## Supplied entries

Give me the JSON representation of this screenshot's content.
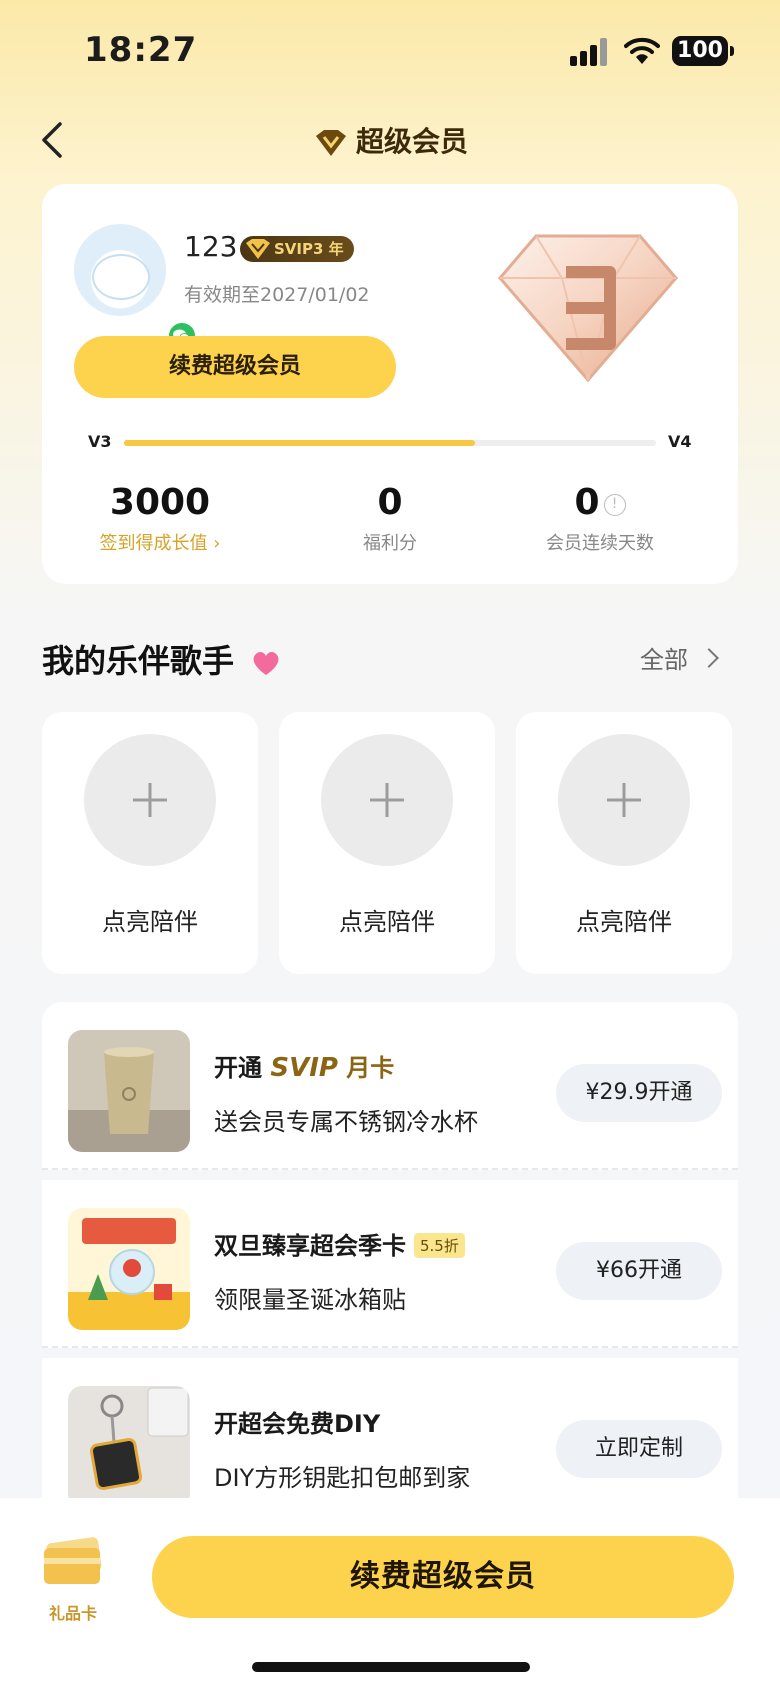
{
  "status_bar": {
    "time": "18:27",
    "battery": "100"
  },
  "nav": {
    "title": "超级会员"
  },
  "member": {
    "username": "123",
    "svip_badge": "SVIP3 年",
    "expire": "有效期至2027/01/02",
    "renew_label": "续费超级会员",
    "level_current": "V3",
    "level_next": "V4",
    "progress": 0.66,
    "stats": [
      {
        "value": "3000",
        "label": "签到得成长值 ›"
      },
      {
        "value": "0",
        "label": "福利分"
      },
      {
        "value": "0",
        "label": "会员连续天数"
      }
    ]
  },
  "companions": {
    "title": "我的乐伴歌手",
    "all_label": "全部",
    "cards": [
      {
        "label": "点亮陪伴"
      },
      {
        "label": "点亮陪伴"
      },
      {
        "label": "点亮陪伴"
      }
    ]
  },
  "offers": [
    {
      "title_prefix": "开通 ",
      "title_svip": "SVIP",
      "title_suffix": " 月卡",
      "subtitle": "送会员专属不锈钢冷水杯",
      "button": "¥29.9开通"
    },
    {
      "title": "双旦臻享超会季卡",
      "discount": "5.5折",
      "subtitle": "领限量圣诞冰箱贴",
      "button": "¥66开通"
    },
    {
      "title": "开超会免费DIY",
      "subtitle": "DIY方形钥匙扣包邮到家",
      "button": "立即定制"
    }
  ],
  "bottom": {
    "gift_label": "礼品卡",
    "renew_label": "续费超级会员"
  }
}
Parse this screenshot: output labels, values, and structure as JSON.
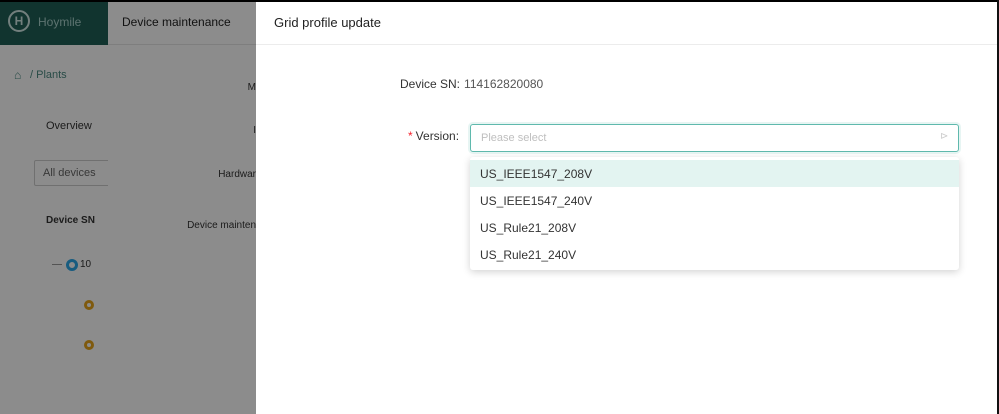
{
  "app": {
    "logo_letter": "H",
    "logo_text": "Hoymile",
    "breadcrumb": "/ Plants",
    "overview_tab": "Overview",
    "device_filter": "All devices",
    "column_sn": "Device SN",
    "tree_row_label": "10"
  },
  "middle_panel": {
    "title": "Device maintenance",
    "labels": [
      "M",
      "I",
      "Hardwar",
      "Device mainten"
    ]
  },
  "drawer": {
    "title": "Grid profile update",
    "device_sn_label": "Device SN:",
    "device_sn_value": "114162820080",
    "version_required_mark": "*",
    "version_label": "Version:",
    "version_placeholder": "Please select",
    "version_options": [
      "US_IEEE1547_208V",
      "US_IEEE1547_240V",
      "US_Rule21_208V",
      "US_Rule21_240V"
    ],
    "active_option_index": 0
  },
  "colors": {
    "brand": "#1f5f57",
    "accent": "#5fb9ad",
    "option_hover": "#e3f4f1",
    "required": "#f5222d"
  }
}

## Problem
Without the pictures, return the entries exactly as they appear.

## Your response
Give me the JSON representation of this screenshot's content.
{
  "status_bar": {
    "time": "18:27",
    "battery": "100"
  },
  "nav": {
    "title": "超级会员"
  },
  "member": {
    "username": "123",
    "svip_badge": "SVIP3 年",
    "expire": "有效期至2027/01/02",
    "renew_label": "续费超级会员",
    "level_current": "V3",
    "level_next": "V4",
    "progress": 0.66,
    "stats": [
      {
        "value": "3000",
        "label": "签到得成长值 ›"
      },
      {
        "value": "0",
        "label": "福利分"
      },
      {
        "value": "0",
        "label": "会员连续天数"
      }
    ]
  },
  "companions": {
    "title": "我的乐伴歌手",
    "all_label": "全部",
    "cards": [
      {
        "label": "点亮陪伴"
      },
      {
        "label": "点亮陪伴"
      },
      {
        "label": "点亮陪伴"
      }
    ]
  },
  "offers": [
    {
      "title_prefix": "开通 ",
      "title_svip": "SVIP",
      "title_suffix": " 月卡",
      "subtitle": "送会员专属不锈钢冷水杯",
      "button": "¥29.9开通"
    },
    {
      "title": "双旦臻享超会季卡",
      "discount": "5.5折",
      "subtitle": "领限量圣诞冰箱贴",
      "button": "¥66开通"
    },
    {
      "title": "开超会免费DIY",
      "subtitle": "DIY方形钥匙扣包邮到家",
      "button": "立即定制"
    }
  ],
  "bottom": {
    "gift_label": "礼品卡",
    "renew_label": "续费超级会员"
  }
}
Parse this screenshot: output labels, values, and structure as JSON.
{
  "app": {
    "logo_letter": "H",
    "logo_text": "Hoymile",
    "breadcrumb": "/ Plants",
    "overview_tab": "Overview",
    "device_filter": "All devices",
    "column_sn": "Device SN",
    "tree_row_label": "10"
  },
  "middle_panel": {
    "title": "Device maintenance",
    "labels": [
      "M",
      "I",
      "Hardwar",
      "Device mainten"
    ]
  },
  "drawer": {
    "title": "Grid profile update",
    "device_sn_label": "Device SN:",
    "device_sn_value": "114162820080",
    "version_required_mark": "*",
    "version_label": "Version:",
    "version_placeholder": "Please select",
    "version_options": [
      "US_IEEE1547_208V",
      "US_IEEE1547_240V",
      "US_Rule21_208V",
      "US_Rule21_240V"
    ],
    "active_option_index": 0
  },
  "colors": {
    "brand": "#1f5f57",
    "accent": "#5fb9ad",
    "option_hover": "#e3f4f1",
    "required": "#f5222d"
  }
}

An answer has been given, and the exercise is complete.